/---
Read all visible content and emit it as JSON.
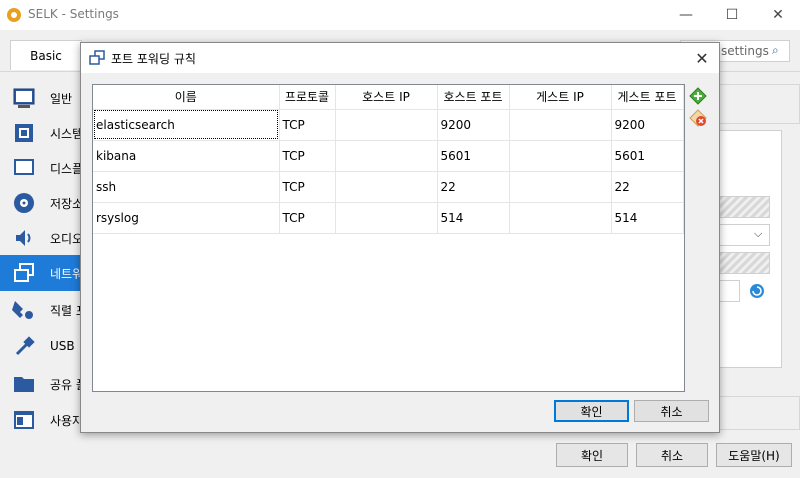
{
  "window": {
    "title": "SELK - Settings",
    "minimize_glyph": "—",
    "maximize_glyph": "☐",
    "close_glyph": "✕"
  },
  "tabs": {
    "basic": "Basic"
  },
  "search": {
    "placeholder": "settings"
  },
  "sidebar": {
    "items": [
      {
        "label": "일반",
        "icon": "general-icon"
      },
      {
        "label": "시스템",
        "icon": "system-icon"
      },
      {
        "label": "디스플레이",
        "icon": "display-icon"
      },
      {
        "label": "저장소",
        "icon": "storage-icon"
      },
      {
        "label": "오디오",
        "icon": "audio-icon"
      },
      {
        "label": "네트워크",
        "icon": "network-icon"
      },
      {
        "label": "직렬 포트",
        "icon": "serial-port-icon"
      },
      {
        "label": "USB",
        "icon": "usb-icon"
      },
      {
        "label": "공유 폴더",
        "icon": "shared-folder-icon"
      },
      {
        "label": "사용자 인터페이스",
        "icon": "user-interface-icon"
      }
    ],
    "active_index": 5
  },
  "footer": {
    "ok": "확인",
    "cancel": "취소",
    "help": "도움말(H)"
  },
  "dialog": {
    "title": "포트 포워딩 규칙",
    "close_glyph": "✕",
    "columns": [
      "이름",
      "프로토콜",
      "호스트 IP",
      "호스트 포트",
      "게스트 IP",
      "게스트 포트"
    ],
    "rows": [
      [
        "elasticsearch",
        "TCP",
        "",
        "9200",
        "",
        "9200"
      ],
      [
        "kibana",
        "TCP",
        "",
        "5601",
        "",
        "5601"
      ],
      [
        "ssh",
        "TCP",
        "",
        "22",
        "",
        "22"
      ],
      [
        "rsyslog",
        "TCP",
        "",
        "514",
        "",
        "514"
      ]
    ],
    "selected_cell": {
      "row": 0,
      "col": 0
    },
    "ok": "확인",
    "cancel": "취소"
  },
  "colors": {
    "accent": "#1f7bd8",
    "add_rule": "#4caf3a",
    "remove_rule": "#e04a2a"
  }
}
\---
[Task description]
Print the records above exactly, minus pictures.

[Reply]
Read all visible content and emit it as JSON.
{
  "window": {
    "title": "SELK - Settings",
    "minimize_glyph": "—",
    "maximize_glyph": "☐",
    "close_glyph": "✕"
  },
  "tabs": {
    "basic": "Basic"
  },
  "search": {
    "placeholder": "settings"
  },
  "sidebar": {
    "items": [
      {
        "label": "일반",
        "icon": "general-icon"
      },
      {
        "label": "시스템",
        "icon": "system-icon"
      },
      {
        "label": "디스플레이",
        "icon": "display-icon"
      },
      {
        "label": "저장소",
        "icon": "storage-icon"
      },
      {
        "label": "오디오",
        "icon": "audio-icon"
      },
      {
        "label": "네트워크",
        "icon": "network-icon"
      },
      {
        "label": "직렬 포트",
        "icon": "serial-port-icon"
      },
      {
        "label": "USB",
        "icon": "usb-icon"
      },
      {
        "label": "공유 폴더",
        "icon": "shared-folder-icon"
      },
      {
        "label": "사용자 인터페이스",
        "icon": "user-interface-icon"
      }
    ],
    "active_index": 5
  },
  "footer": {
    "ok": "확인",
    "cancel": "취소",
    "help": "도움말(H)"
  },
  "dialog": {
    "title": "포트 포워딩 규칙",
    "close_glyph": "✕",
    "columns": [
      "이름",
      "프로토콜",
      "호스트 IP",
      "호스트 포트",
      "게스트 IP",
      "게스트 포트"
    ],
    "rows": [
      [
        "elasticsearch",
        "TCP",
        "",
        "9200",
        "",
        "9200"
      ],
      [
        "kibana",
        "TCP",
        "",
        "5601",
        "",
        "5601"
      ],
      [
        "ssh",
        "TCP",
        "",
        "22",
        "",
        "22"
      ],
      [
        "rsyslog",
        "TCP",
        "",
        "514",
        "",
        "514"
      ]
    ],
    "selected_cell": {
      "row": 0,
      "col": 0
    },
    "ok": "확인",
    "cancel": "취소"
  },
  "colors": {
    "accent": "#1f7bd8",
    "add_rule": "#4caf3a",
    "remove_rule": "#e04a2a"
  }
}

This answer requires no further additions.